* [Task instructions] Filter the records for lines holding the string "image".

* [Data extract]
▼

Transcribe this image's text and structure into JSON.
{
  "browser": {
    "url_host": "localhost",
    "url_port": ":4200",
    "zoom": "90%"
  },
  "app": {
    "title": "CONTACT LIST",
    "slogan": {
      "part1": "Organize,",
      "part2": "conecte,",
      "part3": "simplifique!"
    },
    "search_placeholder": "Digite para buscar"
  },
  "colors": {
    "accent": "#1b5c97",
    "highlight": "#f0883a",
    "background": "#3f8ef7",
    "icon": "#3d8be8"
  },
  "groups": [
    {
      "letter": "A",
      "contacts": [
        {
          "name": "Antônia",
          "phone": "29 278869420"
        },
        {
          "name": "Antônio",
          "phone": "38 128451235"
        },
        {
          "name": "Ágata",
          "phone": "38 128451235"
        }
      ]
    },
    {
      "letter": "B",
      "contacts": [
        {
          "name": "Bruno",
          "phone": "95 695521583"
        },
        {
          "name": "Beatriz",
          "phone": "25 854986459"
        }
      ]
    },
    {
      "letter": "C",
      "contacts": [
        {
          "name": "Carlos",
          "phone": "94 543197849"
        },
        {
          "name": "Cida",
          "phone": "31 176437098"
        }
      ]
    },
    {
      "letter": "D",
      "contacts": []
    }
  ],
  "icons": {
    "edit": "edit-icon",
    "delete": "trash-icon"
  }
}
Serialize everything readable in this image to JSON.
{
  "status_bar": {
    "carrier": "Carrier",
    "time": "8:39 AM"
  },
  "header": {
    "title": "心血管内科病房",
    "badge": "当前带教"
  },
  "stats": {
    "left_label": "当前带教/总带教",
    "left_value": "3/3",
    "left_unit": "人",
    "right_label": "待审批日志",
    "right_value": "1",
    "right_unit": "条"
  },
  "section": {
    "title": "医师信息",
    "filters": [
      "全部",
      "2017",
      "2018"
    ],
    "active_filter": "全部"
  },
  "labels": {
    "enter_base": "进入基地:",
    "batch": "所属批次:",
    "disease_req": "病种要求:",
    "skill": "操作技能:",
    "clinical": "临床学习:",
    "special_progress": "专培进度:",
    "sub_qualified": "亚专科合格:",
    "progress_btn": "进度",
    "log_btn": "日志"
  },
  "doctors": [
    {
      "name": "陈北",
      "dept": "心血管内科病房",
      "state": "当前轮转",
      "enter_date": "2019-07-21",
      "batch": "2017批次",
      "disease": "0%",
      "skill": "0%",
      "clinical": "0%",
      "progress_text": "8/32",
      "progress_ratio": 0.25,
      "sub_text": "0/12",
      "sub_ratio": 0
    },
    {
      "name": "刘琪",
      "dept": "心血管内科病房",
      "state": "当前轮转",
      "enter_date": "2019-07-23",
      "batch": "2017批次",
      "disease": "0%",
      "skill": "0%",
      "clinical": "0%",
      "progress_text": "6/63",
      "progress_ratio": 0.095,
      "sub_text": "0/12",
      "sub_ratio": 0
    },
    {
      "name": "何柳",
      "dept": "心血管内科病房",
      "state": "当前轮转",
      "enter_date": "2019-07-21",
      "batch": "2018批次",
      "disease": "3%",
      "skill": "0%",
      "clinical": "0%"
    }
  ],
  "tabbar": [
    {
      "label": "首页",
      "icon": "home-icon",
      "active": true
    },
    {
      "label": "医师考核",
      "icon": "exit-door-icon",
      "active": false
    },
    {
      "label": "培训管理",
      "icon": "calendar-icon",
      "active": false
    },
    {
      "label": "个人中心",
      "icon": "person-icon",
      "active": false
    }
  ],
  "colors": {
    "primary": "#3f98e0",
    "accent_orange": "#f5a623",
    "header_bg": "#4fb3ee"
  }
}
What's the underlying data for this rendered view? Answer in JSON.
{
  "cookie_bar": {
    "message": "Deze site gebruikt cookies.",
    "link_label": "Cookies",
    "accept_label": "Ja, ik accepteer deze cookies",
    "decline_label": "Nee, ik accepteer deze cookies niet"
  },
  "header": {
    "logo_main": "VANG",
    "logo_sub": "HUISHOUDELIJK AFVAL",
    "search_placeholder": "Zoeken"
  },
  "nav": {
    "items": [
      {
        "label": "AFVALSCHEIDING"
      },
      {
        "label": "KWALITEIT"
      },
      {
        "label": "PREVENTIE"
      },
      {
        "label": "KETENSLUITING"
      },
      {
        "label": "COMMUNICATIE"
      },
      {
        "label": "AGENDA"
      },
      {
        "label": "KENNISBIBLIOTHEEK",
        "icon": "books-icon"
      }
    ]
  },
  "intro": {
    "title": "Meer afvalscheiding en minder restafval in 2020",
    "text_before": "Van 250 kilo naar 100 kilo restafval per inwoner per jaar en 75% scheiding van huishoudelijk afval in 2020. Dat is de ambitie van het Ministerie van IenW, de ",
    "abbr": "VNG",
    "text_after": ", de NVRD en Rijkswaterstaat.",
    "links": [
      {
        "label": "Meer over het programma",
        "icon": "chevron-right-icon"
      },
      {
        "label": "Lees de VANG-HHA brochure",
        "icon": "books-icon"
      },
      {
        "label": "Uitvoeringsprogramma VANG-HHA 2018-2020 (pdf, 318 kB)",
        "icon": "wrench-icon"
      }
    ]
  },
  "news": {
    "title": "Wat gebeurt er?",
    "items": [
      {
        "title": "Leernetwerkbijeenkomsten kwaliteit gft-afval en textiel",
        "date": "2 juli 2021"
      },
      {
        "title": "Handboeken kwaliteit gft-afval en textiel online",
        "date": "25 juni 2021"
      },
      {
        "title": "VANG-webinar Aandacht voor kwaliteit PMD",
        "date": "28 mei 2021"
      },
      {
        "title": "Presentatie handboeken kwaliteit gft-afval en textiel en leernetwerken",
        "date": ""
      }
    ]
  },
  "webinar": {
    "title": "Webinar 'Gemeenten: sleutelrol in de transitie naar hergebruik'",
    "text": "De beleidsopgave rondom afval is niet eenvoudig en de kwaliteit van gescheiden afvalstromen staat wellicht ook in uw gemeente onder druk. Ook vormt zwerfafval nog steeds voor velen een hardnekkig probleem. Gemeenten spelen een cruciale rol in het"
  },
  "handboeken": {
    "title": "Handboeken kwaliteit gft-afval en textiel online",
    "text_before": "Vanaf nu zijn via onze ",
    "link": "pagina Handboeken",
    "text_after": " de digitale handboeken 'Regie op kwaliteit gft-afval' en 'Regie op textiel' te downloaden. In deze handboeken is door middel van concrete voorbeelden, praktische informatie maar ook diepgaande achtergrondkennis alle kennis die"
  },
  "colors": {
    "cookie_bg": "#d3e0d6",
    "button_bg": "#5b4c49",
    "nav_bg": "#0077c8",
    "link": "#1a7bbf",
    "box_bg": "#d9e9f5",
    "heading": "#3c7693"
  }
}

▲

* [Output below]
Transcribe this image's text and structure into JSON.
Serialize everything readable in this image to JSON.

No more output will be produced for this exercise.